*Work to be completed*.
Look through the lines below for the word "title", and copy every line that has it.

*Given records*.
+++

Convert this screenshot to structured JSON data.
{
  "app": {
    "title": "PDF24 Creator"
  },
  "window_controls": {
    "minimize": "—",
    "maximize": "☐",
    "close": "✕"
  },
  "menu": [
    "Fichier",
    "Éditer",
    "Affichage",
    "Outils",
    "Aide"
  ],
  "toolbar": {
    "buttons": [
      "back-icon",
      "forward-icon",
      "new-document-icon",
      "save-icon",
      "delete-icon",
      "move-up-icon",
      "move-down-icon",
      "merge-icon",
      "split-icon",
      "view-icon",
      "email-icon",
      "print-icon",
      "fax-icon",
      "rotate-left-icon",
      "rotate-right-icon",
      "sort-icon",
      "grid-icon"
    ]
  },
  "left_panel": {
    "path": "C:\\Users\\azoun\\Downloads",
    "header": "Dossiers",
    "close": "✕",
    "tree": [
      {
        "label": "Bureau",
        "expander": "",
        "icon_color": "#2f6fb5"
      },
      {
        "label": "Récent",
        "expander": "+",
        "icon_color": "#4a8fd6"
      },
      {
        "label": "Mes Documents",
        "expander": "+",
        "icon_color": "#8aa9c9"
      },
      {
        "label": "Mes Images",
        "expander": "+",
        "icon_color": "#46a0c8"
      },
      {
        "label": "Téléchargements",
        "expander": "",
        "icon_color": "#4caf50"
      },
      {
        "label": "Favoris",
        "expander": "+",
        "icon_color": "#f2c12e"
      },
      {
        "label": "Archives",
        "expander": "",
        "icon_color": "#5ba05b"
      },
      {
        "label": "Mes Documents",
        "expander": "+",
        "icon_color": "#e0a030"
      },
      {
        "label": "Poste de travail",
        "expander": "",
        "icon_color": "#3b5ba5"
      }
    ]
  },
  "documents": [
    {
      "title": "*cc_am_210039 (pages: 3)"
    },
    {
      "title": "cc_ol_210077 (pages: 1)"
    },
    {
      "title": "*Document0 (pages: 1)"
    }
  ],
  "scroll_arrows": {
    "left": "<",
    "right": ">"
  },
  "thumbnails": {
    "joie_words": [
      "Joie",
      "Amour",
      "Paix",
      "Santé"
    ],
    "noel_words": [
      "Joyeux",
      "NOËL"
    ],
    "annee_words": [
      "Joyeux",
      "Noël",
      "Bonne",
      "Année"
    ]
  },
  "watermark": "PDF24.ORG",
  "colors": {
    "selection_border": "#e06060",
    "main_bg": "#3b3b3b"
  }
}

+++

*Finished exercise*.
    "title": "PDF24 Creator"
      "title": "*cc_am_210039 (pages: 3)"
      "title": "cc_ol_210077 (pages: 1)"
      "title": "*Document0 (pages: 1)"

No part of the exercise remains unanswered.